» What you have to do
Could you find every line in the entries below that holds the word "chevron" and copy it?

» Input
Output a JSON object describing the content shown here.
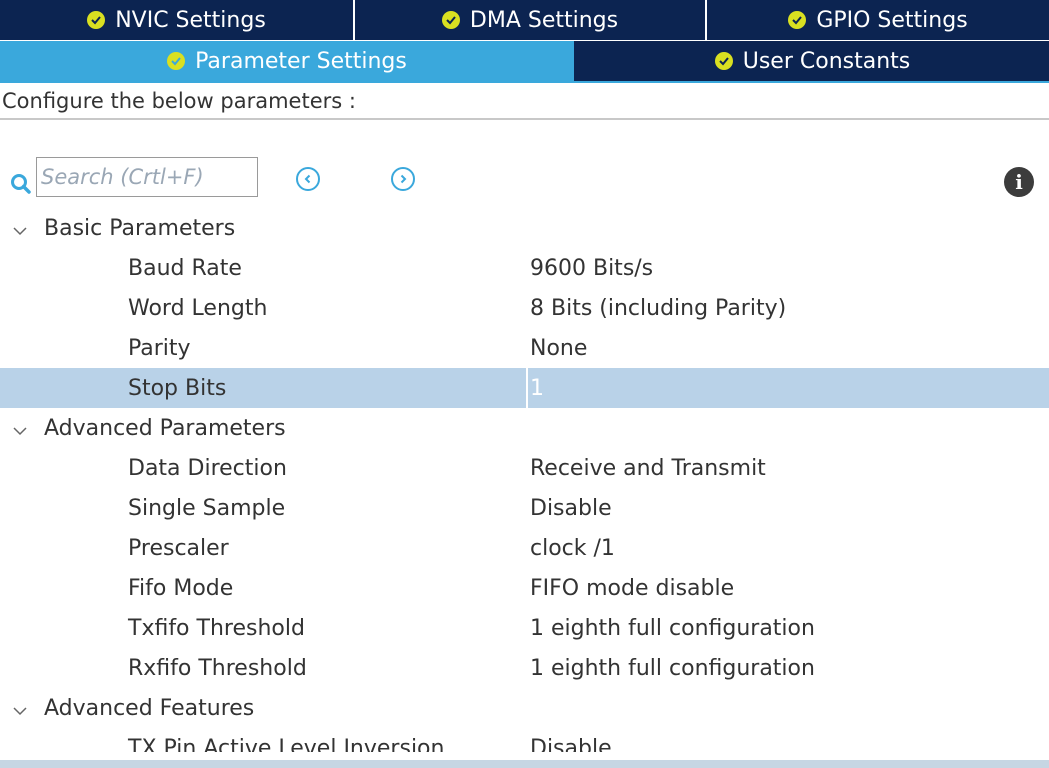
{
  "tabs_row1": [
    {
      "label": "NVIC Settings"
    },
    {
      "label": "DMA Settings"
    },
    {
      "label": "GPIO Settings"
    }
  ],
  "tabs_row2": [
    {
      "label": "Parameter Settings",
      "active": true
    },
    {
      "label": "User Constants",
      "active": false
    }
  ],
  "configure_label": "Configure the below parameters :",
  "search": {
    "placeholder": "Search (Crtl+F)"
  },
  "icons": {
    "search": "search-icon",
    "prev": "chevron-left-circle-icon",
    "next": "chevron-right-circle-icon",
    "info": "info-icon",
    "tab_check": "check-circle-icon",
    "group_toggle": "chevron-down-icon"
  },
  "colors": {
    "tab_dark": "#0c2451",
    "tab_active": "#3aa8dc",
    "check": "#d9e021",
    "selected_row": "#b9d2e8"
  },
  "groups": [
    {
      "label": "Basic Parameters",
      "params": [
        {
          "name": "Baud Rate",
          "value": "9600 Bits/s"
        },
        {
          "name": "Word Length",
          "value": "8 Bits (including Parity)"
        },
        {
          "name": "Parity",
          "value": "None"
        },
        {
          "name": "Stop Bits",
          "value": "1",
          "selected": true
        }
      ]
    },
    {
      "label": "Advanced Parameters",
      "params": [
        {
          "name": "Data Direction",
          "value": "Receive and Transmit"
        },
        {
          "name": "Single Sample",
          "value": "Disable"
        },
        {
          "name": "Prescaler",
          "value": "clock /1"
        },
        {
          "name": "Fifo Mode",
          "value": "FIFO mode disable"
        },
        {
          "name": "Txfifo Threshold",
          "value": "1 eighth full configuration"
        },
        {
          "name": "Rxfifo Threshold",
          "value": "1 eighth full configuration"
        }
      ]
    },
    {
      "label": "Advanced Features",
      "params": [
        {
          "name": "TX Pin Active Level Inversion",
          "value": "Disable"
        }
      ]
    }
  ]
}
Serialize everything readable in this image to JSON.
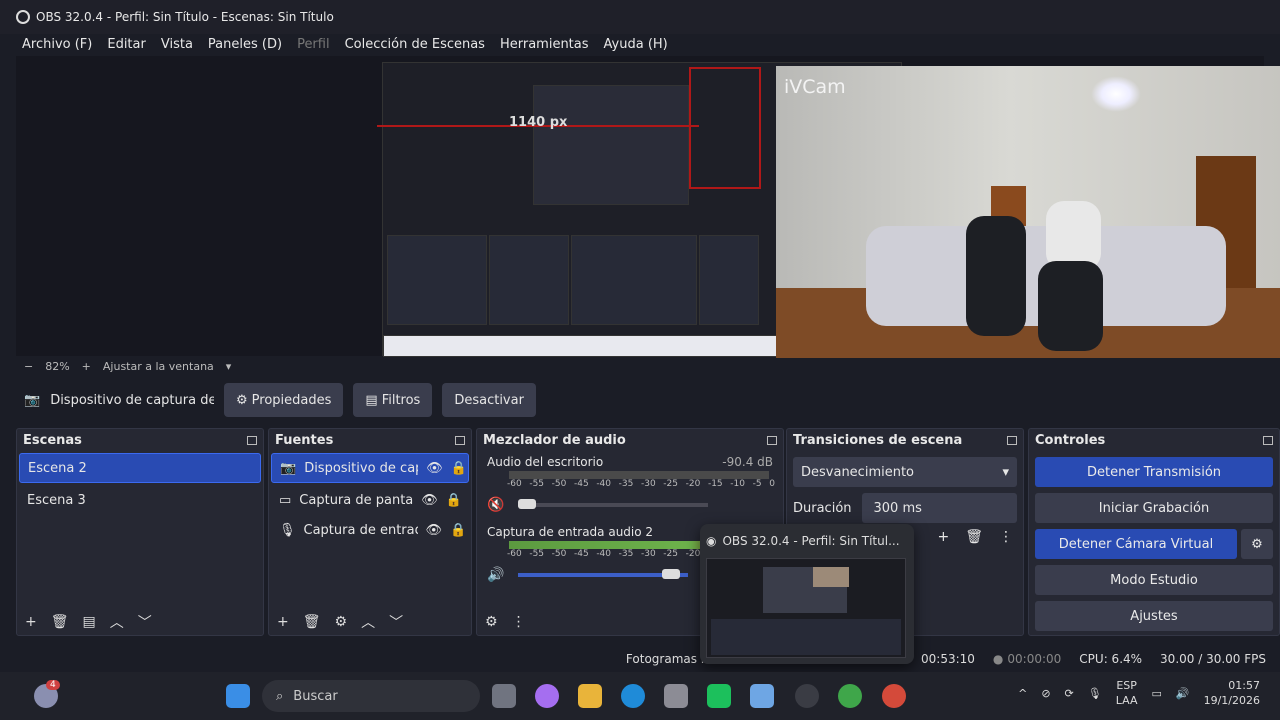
{
  "window": {
    "title": "OBS 32.0.4 - Perfil: Sin Título - Escenas: Sin Título"
  },
  "menu": [
    {
      "label": "Archivo (F)",
      "disabled": false
    },
    {
      "label": "Editar",
      "disabled": false
    },
    {
      "label": "Vista",
      "disabled": false
    },
    {
      "label": "Paneles (D)",
      "disabled": false
    },
    {
      "label": "Perfil",
      "disabled": true
    },
    {
      "label": "Colección de Escenas",
      "disabled": false
    },
    {
      "label": "Herramientas",
      "disabled": false
    },
    {
      "label": "Ayuda (H)",
      "disabled": false
    }
  ],
  "preview": {
    "measure_label": "1140 px",
    "camera_brand": "iVCam"
  },
  "zoom": {
    "minus": "−",
    "level": "82%",
    "plus": "+",
    "fit": "Ajustar a la ventana"
  },
  "source_toolbar": {
    "source_name": "Dispositivo de captura de v",
    "properties": "Propiedades",
    "filters": "Filtros",
    "deactivate": "Desactivar"
  },
  "scenes": {
    "title": "Escenas",
    "items": [
      "Escena 2",
      "Escena 3"
    ],
    "selected": 0
  },
  "sources": {
    "title": "Fuentes",
    "items": [
      {
        "name": "Dispositivo de capt",
        "icon": "camera-icon"
      },
      {
        "name": "Captura de pantalla",
        "icon": "monitor-icon"
      },
      {
        "name": "Captura de entrada",
        "icon": "mic-icon"
      }
    ]
  },
  "mixer": {
    "title": "Mezclador de audio",
    "channels": [
      {
        "name": "Audio del escritorio",
        "db": "-90.4 dB"
      },
      {
        "name": "Captura de entrada audio 2",
        "db": ""
      }
    ],
    "scale": [
      "-60",
      "-55",
      "-50",
      "-45",
      "-40",
      "-35",
      "-30",
      "-25",
      "-20",
      "-15",
      "-10",
      "-5",
      "0"
    ]
  },
  "transitions": {
    "title": "Transiciones de escena",
    "type": "Desvanecimiento",
    "duration_label": "Duración",
    "duration": "300 ms"
  },
  "controls": {
    "title": "Controles",
    "stop_stream": "Detener Transmisión",
    "start_record": "Iniciar Grabación",
    "stop_vcam": "Detener Cámara Virtual",
    "studio": "Modo Estudio",
    "settings": "Ajustes"
  },
  "popup": {
    "title": "OBS 32.0.4 - Perfil: Sin Títul..."
  },
  "status": {
    "fotogramas": "Fotogramas Pe",
    "stream_time": "00:53:10",
    "record_time": "00:00:00",
    "cpu": "CPU: 6.4%",
    "fps": "30.00 / 30.00 FPS"
  },
  "taskbar": {
    "search": "Buscar",
    "notif_badge": "4",
    "lang": "ESP",
    "layout": "LAA",
    "time": "01:57",
    "date": "19/1/2026"
  }
}
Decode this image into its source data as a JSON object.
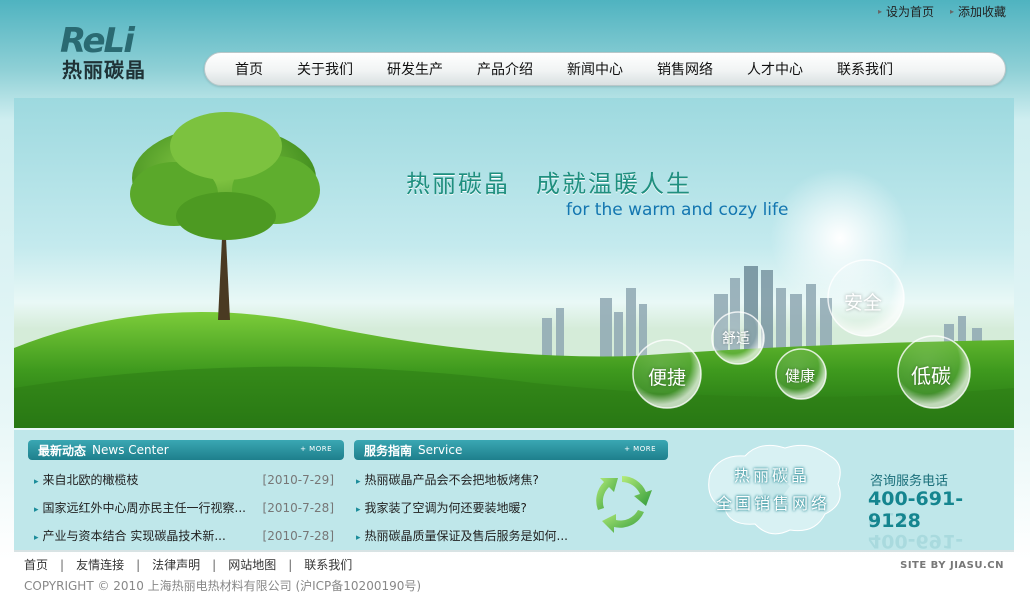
{
  "top_links": [
    {
      "label": "设为首页"
    },
    {
      "label": "添加收藏"
    }
  ],
  "logo": {
    "en": "ReLi",
    "cn": "热丽碳晶"
  },
  "nav": {
    "items": [
      {
        "label": "首页"
      },
      {
        "label": "关于我们"
      },
      {
        "label": "研发生产"
      },
      {
        "label": "产品介绍"
      },
      {
        "label": "新闻中心"
      },
      {
        "label": "销售网络"
      },
      {
        "label": "人才中心"
      },
      {
        "label": "联系我们"
      }
    ]
  },
  "banner": {
    "slogan_cn": "热丽碳晶　成就温暖人生",
    "slogan_en": "for the warm and cozy life",
    "bubbles": [
      "安全",
      "舒适",
      "便捷",
      "健康",
      "低碳"
    ]
  },
  "news": {
    "title_cn": "最新动态",
    "title_en": "News Center",
    "more": "+ MORE",
    "items": [
      {
        "title": "来自北欧的橄榄枝",
        "date": "[2010-7-29]"
      },
      {
        "title": "国家远红外中心周亦民主任一行视察...",
        "date": "[2010-7-28]"
      },
      {
        "title": "产业与资本结合 实现碳晶技术新...",
        "date": "[2010-7-28]"
      }
    ]
  },
  "service": {
    "title_cn": "服务指南",
    "title_en": "Service",
    "more": "+ MORE",
    "items": [
      {
        "title": "热丽碳晶产品会不会把地板烤焦?"
      },
      {
        "title": "我家装了空调为何还要装地暖?"
      },
      {
        "title": "热丽碳晶质量保证及售后服务是如何..."
      }
    ]
  },
  "network": {
    "line1": "热丽碳晶",
    "line2": "全国销售网络"
  },
  "hotline": {
    "label": "咨询服务电话",
    "number": "400-691-9128"
  },
  "footer": {
    "links": [
      {
        "label": "首页"
      },
      {
        "label": "友情连接"
      },
      {
        "label": "法律声明"
      },
      {
        "label": "网站地图"
      },
      {
        "label": "联系我们"
      }
    ],
    "separator": "|",
    "copyright": "COPYRIGHT © 2010 上海热丽电热材料有限公司 (沪ICP备10200190号)",
    "site_by": "SITE BY JIASU.CN"
  },
  "colors": {
    "accent": "#1e7f8c",
    "hotline": "#15858f",
    "slogan": "#1f8f7f",
    "grass": "#3f9a1e"
  }
}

» Exercise output
    "prev": "chevron-left-circle-icon",
    "next": "chevron-right-circle-icon",
    "group_toggle": "chevron-down-icon"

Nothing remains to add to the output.